Interface dataset entries
************

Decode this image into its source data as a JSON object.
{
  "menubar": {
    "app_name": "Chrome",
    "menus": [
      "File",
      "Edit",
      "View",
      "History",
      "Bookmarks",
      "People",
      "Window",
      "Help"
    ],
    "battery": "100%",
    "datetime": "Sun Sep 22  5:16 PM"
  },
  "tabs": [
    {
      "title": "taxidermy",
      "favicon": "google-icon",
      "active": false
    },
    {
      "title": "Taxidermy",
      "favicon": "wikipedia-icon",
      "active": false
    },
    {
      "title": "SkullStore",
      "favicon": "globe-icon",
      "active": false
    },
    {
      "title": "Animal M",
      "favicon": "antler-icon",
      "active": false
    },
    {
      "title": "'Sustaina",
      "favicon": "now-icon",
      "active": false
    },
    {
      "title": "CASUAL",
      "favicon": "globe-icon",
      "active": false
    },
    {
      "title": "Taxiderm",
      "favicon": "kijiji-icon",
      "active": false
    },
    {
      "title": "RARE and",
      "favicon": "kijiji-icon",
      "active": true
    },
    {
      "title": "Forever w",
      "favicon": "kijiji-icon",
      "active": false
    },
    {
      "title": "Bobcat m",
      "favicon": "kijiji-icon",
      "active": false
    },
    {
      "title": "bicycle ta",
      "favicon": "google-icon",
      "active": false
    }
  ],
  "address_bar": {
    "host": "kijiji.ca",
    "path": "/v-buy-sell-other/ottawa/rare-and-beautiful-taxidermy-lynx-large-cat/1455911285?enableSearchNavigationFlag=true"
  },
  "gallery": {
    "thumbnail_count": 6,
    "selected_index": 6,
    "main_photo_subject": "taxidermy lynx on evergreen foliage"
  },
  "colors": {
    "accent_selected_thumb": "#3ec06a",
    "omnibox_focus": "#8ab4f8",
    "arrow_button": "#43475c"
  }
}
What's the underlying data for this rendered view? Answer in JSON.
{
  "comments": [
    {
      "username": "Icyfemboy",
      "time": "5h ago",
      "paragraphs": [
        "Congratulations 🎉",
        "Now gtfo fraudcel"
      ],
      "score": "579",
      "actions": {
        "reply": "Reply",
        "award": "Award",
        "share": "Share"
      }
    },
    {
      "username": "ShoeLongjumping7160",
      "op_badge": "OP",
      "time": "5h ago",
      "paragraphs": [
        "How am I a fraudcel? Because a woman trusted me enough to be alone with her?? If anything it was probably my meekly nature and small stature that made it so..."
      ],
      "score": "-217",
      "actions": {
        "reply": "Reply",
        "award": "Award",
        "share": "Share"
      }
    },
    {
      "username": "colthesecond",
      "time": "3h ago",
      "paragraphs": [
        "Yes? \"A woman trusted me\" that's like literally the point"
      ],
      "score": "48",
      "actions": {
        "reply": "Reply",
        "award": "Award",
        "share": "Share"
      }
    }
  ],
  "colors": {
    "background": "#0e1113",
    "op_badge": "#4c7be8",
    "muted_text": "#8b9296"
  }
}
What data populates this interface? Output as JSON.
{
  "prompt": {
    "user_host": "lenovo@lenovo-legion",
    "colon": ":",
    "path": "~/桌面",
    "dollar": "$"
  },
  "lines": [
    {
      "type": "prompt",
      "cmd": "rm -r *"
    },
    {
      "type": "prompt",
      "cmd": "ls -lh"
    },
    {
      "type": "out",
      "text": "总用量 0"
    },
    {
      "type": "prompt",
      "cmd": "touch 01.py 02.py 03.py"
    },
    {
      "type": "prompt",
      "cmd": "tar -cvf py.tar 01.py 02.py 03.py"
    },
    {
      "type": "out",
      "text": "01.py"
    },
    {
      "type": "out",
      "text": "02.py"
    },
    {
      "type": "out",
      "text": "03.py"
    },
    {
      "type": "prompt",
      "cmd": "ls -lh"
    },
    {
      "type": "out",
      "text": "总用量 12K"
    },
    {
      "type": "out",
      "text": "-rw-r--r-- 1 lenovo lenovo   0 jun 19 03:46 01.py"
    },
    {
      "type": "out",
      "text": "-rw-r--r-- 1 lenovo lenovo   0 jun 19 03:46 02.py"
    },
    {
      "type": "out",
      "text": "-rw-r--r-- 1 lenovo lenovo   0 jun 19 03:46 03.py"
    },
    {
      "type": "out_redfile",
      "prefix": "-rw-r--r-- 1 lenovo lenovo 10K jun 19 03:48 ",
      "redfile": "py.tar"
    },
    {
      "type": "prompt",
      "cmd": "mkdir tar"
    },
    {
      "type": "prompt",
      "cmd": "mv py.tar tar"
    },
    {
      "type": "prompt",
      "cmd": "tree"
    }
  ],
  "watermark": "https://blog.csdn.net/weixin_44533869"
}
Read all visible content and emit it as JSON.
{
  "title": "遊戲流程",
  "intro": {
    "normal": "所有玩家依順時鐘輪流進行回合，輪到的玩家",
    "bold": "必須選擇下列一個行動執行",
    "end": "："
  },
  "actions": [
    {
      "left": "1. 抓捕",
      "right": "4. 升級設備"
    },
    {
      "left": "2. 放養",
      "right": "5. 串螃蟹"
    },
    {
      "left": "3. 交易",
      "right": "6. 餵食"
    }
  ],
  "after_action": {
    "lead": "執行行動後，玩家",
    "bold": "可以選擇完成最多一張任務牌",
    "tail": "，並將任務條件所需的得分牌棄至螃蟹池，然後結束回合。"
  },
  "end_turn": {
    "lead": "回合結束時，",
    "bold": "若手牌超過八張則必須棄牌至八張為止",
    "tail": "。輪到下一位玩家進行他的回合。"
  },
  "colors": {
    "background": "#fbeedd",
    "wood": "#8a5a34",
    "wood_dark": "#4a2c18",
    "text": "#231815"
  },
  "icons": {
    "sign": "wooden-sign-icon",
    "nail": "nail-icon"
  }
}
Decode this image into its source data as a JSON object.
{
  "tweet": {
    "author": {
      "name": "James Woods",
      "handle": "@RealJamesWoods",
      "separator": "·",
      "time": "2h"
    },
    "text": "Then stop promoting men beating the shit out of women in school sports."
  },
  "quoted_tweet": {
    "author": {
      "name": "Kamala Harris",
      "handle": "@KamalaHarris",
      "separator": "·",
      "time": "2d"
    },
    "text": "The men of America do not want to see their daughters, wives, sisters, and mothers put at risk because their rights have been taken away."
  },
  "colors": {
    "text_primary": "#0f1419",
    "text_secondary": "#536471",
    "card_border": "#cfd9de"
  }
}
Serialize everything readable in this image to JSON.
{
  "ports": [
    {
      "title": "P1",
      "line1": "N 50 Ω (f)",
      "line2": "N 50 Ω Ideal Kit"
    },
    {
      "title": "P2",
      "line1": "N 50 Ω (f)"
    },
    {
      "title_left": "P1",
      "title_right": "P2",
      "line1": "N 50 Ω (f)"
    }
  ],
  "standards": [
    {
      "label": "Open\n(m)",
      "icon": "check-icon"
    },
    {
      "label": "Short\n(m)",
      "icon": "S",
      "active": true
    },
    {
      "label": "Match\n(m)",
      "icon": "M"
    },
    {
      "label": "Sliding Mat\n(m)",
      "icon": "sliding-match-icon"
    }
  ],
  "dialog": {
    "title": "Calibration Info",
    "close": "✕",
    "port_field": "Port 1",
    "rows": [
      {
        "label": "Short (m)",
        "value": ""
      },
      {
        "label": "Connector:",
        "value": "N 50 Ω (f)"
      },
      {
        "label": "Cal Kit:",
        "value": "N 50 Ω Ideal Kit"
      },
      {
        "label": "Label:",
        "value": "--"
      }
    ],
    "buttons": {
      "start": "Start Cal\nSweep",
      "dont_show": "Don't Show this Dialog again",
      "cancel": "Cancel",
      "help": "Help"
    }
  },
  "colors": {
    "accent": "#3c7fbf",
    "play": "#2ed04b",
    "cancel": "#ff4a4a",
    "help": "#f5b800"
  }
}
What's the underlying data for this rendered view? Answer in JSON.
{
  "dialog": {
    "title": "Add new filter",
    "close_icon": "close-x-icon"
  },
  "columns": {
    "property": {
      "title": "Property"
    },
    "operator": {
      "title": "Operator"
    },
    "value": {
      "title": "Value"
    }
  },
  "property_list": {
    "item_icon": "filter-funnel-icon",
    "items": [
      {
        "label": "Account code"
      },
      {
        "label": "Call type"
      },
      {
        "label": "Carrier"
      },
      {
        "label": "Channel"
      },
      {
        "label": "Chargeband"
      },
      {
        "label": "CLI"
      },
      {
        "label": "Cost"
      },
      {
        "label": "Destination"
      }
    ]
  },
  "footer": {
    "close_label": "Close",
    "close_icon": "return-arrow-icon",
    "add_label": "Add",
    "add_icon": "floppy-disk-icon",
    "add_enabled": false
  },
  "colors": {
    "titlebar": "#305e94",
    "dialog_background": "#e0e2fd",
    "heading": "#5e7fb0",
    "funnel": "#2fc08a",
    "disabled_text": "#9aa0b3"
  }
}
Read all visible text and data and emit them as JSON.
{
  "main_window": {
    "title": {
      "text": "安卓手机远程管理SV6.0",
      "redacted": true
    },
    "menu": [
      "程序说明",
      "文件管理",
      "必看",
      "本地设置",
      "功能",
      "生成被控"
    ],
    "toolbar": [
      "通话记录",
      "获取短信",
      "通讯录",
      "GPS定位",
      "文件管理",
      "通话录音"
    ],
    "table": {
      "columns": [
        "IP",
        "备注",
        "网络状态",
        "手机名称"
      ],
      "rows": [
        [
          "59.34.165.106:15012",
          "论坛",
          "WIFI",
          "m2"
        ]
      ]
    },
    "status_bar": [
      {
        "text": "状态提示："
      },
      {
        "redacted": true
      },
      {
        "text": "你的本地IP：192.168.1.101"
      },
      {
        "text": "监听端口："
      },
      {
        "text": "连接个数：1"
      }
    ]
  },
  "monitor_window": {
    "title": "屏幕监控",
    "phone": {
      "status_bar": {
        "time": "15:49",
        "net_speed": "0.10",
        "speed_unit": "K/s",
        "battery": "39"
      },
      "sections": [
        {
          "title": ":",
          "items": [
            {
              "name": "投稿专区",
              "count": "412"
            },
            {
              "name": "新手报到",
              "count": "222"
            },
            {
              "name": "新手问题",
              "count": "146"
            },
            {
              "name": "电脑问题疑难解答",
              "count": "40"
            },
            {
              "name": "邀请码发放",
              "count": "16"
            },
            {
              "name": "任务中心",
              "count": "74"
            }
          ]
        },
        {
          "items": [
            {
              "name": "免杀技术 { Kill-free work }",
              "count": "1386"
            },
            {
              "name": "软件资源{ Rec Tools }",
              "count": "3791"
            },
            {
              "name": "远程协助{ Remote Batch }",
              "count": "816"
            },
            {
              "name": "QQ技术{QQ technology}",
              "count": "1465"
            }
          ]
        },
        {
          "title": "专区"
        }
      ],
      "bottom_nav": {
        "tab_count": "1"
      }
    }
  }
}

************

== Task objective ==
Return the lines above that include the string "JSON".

== Response area ==
Decode this image into its source data as a JSON object.
What's the underlying data for this rendered view? Answer in JSON.
What data populates this interface? Output as JSON.
Read all visible content and emit it as JSON.
Decode this image into its source data as a JSON object.
Serialize everything readable in this image to JSON.
What's the underlying data for this rendered view? Answer in JSON.
Read all visible text and data and emit them as JSON.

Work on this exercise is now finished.